**What is expected**. Output all of the material exactly; leave out no line.

**Dataset entries**.
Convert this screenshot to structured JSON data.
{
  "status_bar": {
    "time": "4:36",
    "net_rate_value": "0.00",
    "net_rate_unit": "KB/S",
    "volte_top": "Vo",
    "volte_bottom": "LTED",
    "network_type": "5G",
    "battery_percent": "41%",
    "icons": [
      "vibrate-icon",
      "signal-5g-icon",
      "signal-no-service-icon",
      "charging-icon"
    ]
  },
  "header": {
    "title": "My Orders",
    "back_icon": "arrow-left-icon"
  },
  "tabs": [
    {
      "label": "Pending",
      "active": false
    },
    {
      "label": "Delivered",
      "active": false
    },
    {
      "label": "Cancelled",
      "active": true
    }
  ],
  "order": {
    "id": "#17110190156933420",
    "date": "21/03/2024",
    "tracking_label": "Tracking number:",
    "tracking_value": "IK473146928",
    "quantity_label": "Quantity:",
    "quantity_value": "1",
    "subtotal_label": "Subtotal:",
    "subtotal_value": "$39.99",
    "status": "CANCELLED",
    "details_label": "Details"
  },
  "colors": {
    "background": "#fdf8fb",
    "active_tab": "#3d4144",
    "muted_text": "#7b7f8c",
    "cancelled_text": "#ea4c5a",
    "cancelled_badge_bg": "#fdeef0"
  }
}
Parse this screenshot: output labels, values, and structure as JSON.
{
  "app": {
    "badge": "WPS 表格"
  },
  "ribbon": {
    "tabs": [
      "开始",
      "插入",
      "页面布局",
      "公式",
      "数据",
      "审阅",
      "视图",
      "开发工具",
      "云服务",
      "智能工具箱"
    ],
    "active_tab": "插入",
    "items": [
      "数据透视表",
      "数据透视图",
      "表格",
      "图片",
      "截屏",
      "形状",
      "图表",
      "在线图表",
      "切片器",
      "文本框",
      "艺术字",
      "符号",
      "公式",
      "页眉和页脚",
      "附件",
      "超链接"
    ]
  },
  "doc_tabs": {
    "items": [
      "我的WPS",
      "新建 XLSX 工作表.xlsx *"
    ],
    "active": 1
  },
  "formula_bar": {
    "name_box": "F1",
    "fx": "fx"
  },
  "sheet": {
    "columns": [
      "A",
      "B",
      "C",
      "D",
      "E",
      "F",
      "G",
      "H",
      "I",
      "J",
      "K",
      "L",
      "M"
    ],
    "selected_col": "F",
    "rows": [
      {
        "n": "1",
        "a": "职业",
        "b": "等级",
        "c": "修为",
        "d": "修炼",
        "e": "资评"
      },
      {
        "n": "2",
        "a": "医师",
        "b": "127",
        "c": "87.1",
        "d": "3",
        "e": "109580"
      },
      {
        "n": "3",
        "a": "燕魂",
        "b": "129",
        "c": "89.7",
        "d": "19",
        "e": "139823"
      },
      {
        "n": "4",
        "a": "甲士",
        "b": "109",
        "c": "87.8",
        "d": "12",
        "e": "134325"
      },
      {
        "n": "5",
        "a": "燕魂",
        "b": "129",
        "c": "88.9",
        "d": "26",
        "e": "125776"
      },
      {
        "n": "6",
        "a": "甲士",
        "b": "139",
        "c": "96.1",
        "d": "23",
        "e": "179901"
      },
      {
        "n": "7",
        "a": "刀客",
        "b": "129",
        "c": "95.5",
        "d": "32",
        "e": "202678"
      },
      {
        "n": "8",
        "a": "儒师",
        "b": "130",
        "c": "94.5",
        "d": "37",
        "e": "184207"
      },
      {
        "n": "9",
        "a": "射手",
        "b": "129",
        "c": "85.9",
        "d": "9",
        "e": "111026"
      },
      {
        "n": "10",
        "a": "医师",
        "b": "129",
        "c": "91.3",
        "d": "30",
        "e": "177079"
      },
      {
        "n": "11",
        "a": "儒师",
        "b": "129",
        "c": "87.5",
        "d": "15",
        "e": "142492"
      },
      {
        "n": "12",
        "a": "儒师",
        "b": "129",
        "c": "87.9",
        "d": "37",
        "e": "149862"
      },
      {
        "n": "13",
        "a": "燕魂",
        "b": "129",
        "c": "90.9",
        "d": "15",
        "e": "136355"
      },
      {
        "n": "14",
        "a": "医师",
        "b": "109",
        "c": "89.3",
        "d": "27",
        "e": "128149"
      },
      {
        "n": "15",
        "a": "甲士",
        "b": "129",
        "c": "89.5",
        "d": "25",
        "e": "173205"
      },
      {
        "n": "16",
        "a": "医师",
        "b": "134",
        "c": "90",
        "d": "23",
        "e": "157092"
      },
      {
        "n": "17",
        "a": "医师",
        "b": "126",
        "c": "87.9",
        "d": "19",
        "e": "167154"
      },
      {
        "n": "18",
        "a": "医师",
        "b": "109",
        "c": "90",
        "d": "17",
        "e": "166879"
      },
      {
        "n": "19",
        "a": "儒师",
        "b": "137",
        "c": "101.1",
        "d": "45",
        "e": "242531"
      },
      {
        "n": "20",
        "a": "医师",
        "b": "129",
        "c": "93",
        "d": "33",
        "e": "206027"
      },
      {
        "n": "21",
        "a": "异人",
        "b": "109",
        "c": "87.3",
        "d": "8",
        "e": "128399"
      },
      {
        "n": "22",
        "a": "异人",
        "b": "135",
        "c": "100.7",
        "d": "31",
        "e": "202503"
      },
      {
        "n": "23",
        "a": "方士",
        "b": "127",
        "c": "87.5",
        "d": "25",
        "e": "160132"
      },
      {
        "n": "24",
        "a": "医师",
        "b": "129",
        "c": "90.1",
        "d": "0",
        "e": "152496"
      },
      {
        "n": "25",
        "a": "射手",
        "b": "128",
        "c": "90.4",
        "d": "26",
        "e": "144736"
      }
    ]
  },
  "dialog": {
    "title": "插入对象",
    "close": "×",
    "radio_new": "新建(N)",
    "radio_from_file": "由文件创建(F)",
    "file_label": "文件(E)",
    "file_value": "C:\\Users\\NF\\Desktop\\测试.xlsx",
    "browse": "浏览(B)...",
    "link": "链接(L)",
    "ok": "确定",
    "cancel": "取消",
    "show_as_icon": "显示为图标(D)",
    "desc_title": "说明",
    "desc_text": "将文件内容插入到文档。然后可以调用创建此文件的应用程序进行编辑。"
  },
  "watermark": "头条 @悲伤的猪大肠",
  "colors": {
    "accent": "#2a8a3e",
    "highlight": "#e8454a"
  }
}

**The answer**.
Convert this screenshot to structured JSON data.
{
  "status_bar": {
    "time": "4:36",
    "net_rate_value": "0.00",
    "net_rate_unit": "KB/S",
    "volte_top": "Vo",
    "volte_bottom": "LTED",
    "network_type": "5G",
    "battery_percent": "41%",
    "icons": [
      "vibrate-icon",
      "signal-5g-icon",
      "signal-no-service-icon",
      "charging-icon"
    ]
  },
  "header": {
    "title": "My Orders",
    "back_icon": "arrow-left-icon"
  },
  "tabs": [
    {
      "label": "Pending",
      "active": false
    },
    {
      "label": "Delivered",
      "active": false
    },
    {
      "label": "Cancelled",
      "active": true
    }
  ],
  "order": {
    "id": "#17110190156933420",
    "date": "21/03/2024",
    "tracking_label": "Tracking number:",
    "tracking_value": "IK473146928",
    "quantity_label": "Quantity:",
    "quantity_value": "1",
    "subtotal_label": "Subtotal:",
    "subtotal_value": "$39.99",
    "status": "CANCELLED",
    "details_label": "Details"
  },
  "colors": {
    "background": "#fdf8fb",
    "active_tab": "#3d4144",
    "muted_text": "#7b7f8c",
    "cancelled_text": "#ea4c5a",
    "cancelled_badge_bg": "#fdeef0"
  }
}
Parse this screenshot: output labels, values, and structure as JSON.
{
  "app": {
    "badge": "WPS 表格"
  },
  "ribbon": {
    "tabs": [
      "开始",
      "插入",
      "页面布局",
      "公式",
      "数据",
      "审阅",
      "视图",
      "开发工具",
      "云服务",
      "智能工具箱"
    ],
    "active_tab": "插入",
    "items": [
      "数据透视表",
      "数据透视图",
      "表格",
      "图片",
      "截屏",
      "形状",
      "图表",
      "在线图表",
      "切片器",
      "文本框",
      "艺术字",
      "符号",
      "公式",
      "页眉和页脚",
      "附件",
      "超链接"
    ]
  },
  "doc_tabs": {
    "items": [
      "我的WPS",
      "新建 XLSX 工作表.xlsx *"
    ],
    "active": 1
  },
  "formula_bar": {
    "name_box": "F1",
    "fx": "fx"
  },
  "sheet": {
    "columns": [
      "A",
      "B",
      "C",
      "D",
      "E",
      "F",
      "G",
      "H",
      "I",
      "J",
      "K",
      "L",
      "M"
    ],
    "selected_col": "F",
    "rows": [
      {
        "n": "1",
        "a": "职业",
        "b": "等级",
        "c": "修为",
        "d": "修炼",
        "e": "资评"
      },
      {
        "n": "2",
        "a": "医师",
        "b": "127",
        "c": "87.1",
        "d": "3",
        "e": "109580"
      },
      {
        "n": "3",
        "a": "燕魂",
        "b": "129",
        "c": "89.7",
        "d": "19",
        "e": "139823"
      },
      {
        "n": "4",
        "a": "甲士",
        "b": "109",
        "c": "87.8",
        "d": "12",
        "e": "134325"
      },
      {
        "n": "5",
        "a": "燕魂",
        "b": "129",
        "c": "88.9",
        "d": "26",
        "e": "125776"
      },
      {
        "n": "6",
        "a": "甲士",
        "b": "139",
        "c": "96.1",
        "d": "23",
        "e": "179901"
      },
      {
        "n": "7",
        "a": "刀客",
        "b": "129",
        "c": "95.5",
        "d": "32",
        "e": "202678"
      },
      {
        "n": "8",
        "a": "儒师",
        "b": "130",
        "c": "94.5",
        "d": "37",
        "e": "184207"
      },
      {
        "n": "9",
        "a": "射手",
        "b": "129",
        "c": "85.9",
        "d": "9",
        "e": "111026"
      },
      {
        "n": "10",
        "a": "医师",
        "b": "129",
        "c": "91.3",
        "d": "30",
        "e": "177079"
      },
      {
        "n": "11",
        "a": "儒师",
        "b": "129",
        "c": "87.5",
        "d": "15",
        "e": "142492"
      },
      {
        "n": "12",
        "a": "儒师",
        "b": "129",
        "c": "87.9",
        "d": "37",
        "e": "149862"
      },
      {
        "n": "13",
        "a": "燕魂",
        "b": "129",
        "c": "90.9",
        "d": "15",
        "e": "136355"
      },
      {
        "n": "14",
        "a": "医师",
        "b": "109",
        "c": "89.3",
        "d": "27",
        "e": "128149"
      },
      {
        "n": "15",
        "a": "甲士",
        "b": "129",
        "c": "89.5",
        "d": "25",
        "e": "173205"
      },
      {
        "n": "16",
        "a": "医师",
        "b": "134",
        "c": "90",
        "d": "23",
        "e": "157092"
      },
      {
        "n": "17",
        "a": "医师",
        "b": "126",
        "c": "87.9",
        "d": "19",
        "e": "167154"
      },
      {
        "n": "18",
        "a": "医师",
        "b": "109",
        "c": "90",
        "d": "17",
        "e": "166879"
      },
      {
        "n": "19",
        "a": "儒师",
        "b": "137",
        "c": "101.1",
        "d": "45",
        "e": "242531"
      },
      {
        "n": "20",
        "a": "医师",
        "b": "129",
        "c": "93",
        "d": "33",
        "e": "206027"
      },
      {
        "n": "21",
        "a": "异人",
        "b": "109",
        "c": "87.3",
        "d": "8",
        "e": "128399"
      },
      {
        "n": "22",
        "a": "异人",
        "b": "135",
        "c": "100.7",
        "d": "31",
        "e": "202503"
      },
      {
        "n": "23",
        "a": "方士",
        "b": "127",
        "c": "87.5",
        "d": "25",
        "e": "160132"
      },
      {
        "n": "24",
        "a": "医师",
        "b": "129",
        "c": "90.1",
        "d": "0",
        "e": "152496"
      },
      {
        "n": "25",
        "a": "射手",
        "b": "128",
        "c": "90.4",
        "d": "26",
        "e": "144736"
      }
    ]
  },
  "dialog": {
    "title": "插入对象",
    "close": "×",
    "radio_new": "新建(N)",
    "radio_from_file": "由文件创建(F)",
    "file_label": "文件(E)",
    "file_value": "C:\\Users\\NF\\Desktop\\测试.xlsx",
    "browse": "浏览(B)...",
    "link": "链接(L)",
    "ok": "确定",
    "cancel": "取消",
    "show_as_icon": "显示为图标(D)",
    "desc_title": "说明",
    "desc_text": "将文件内容插入到文档。然后可以调用创建此文件的应用程序进行编辑。"
  },
  "watermark": "头条 @悲伤的猪大肠",
  "colors": {
    "accent": "#2a8a3e",
    "highlight": "#e8454a"
  }
}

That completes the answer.